When you’re done this lesson, you’ll find the next one here.
Following the first lesson on picking arpeggio patterns, here we’re going to develop the ‘hybrid’ picking style a bit further. You can try this technique out on acoustic or electric guitar, but if you are using an electric, it is best to stick to a clean sound, at least until you’ve got the patterns down.
Here’s one way of conveying the patterns discussed in the video. Anything in (brackets) should be played at the same time.
Pattern 1: R (321)
Pattern 2: R 3 (12)
Pattern 3: (R2) 3 R 1 2 3
Pattern 4: R (32) (R1) 2 3 2
Pattern 5: R (32) (R1) 234
Bonus points if you can figure out how many times I said “um” in this lesson!
There are many different ways of playing the strings on the guitar – with fingers/ picks/ nails/ finger picks. Here we will be looking at patterns (arpeggio patterns from basic chords) that can be played with any combination, but we’ll start with a ‘hybrid-picking’ style, using a pick for the bass note and fingers for the higher notes of the chord.
The patterns covered in this lesson are:
6 5 4 3 2 1
R 3 2 1
R 1 2 3
R 3 2 1 2 3
R 4 3 2 3 4
R 3 2 3 1 3 2 3

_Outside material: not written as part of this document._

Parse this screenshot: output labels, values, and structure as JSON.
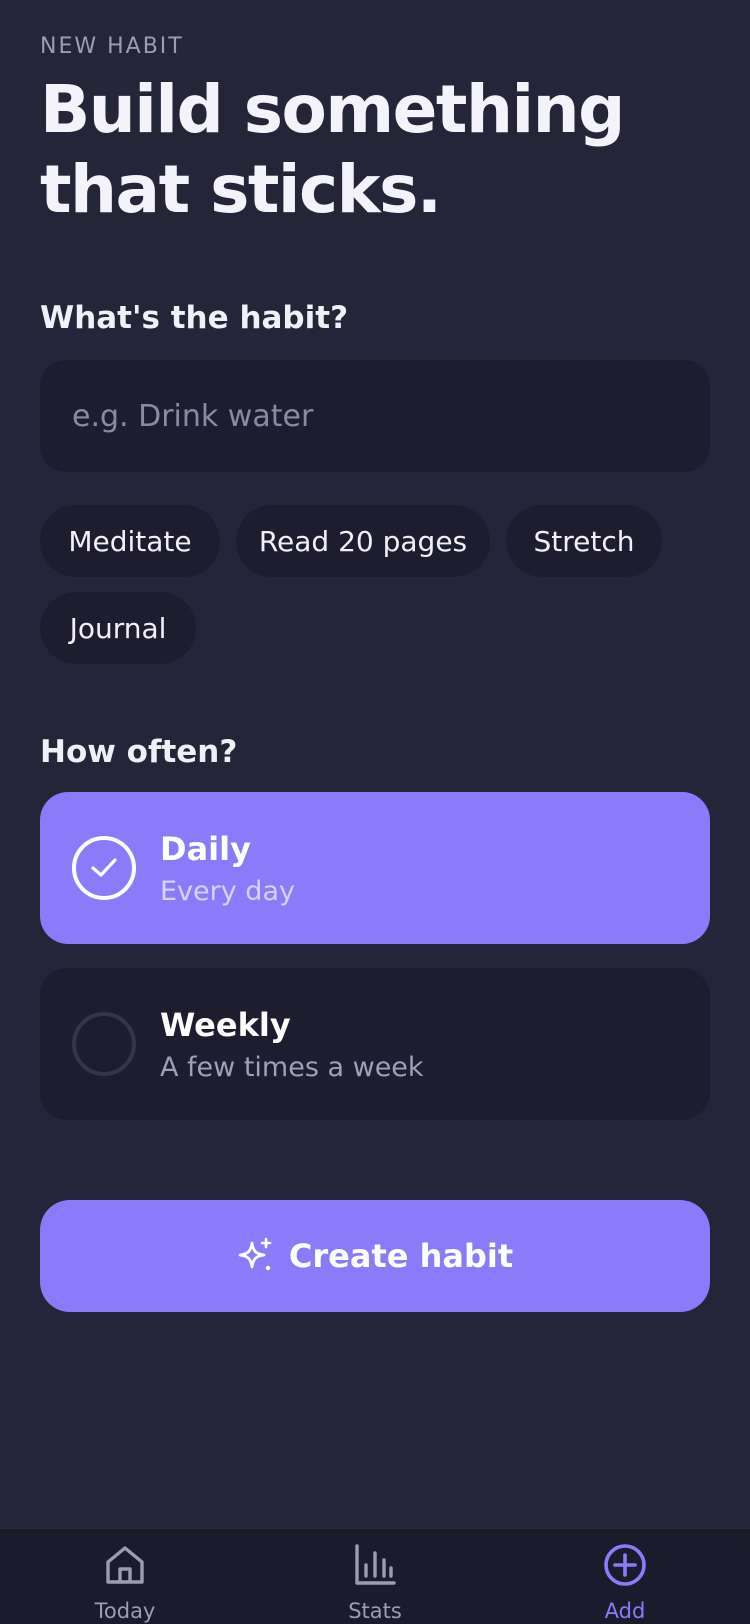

R indicates the Root note of the chord you’re playing, and the numbers following indicate the string number to pick. Once you’re comfortable with the patterns in this lesson, you might want to checkout the Picking Patterns 2 lesson.
There are many different ways of picking, and no way is right or wrong, per se. It all depends on what effect you’re trying to accomplish, and which way suits your style and aptitude best.
That said, this lesson will cover hybrid picking more specifically, which is probably one of the more versatile approaches as it still lets you use your pick for speed, and your fingers for extra strings.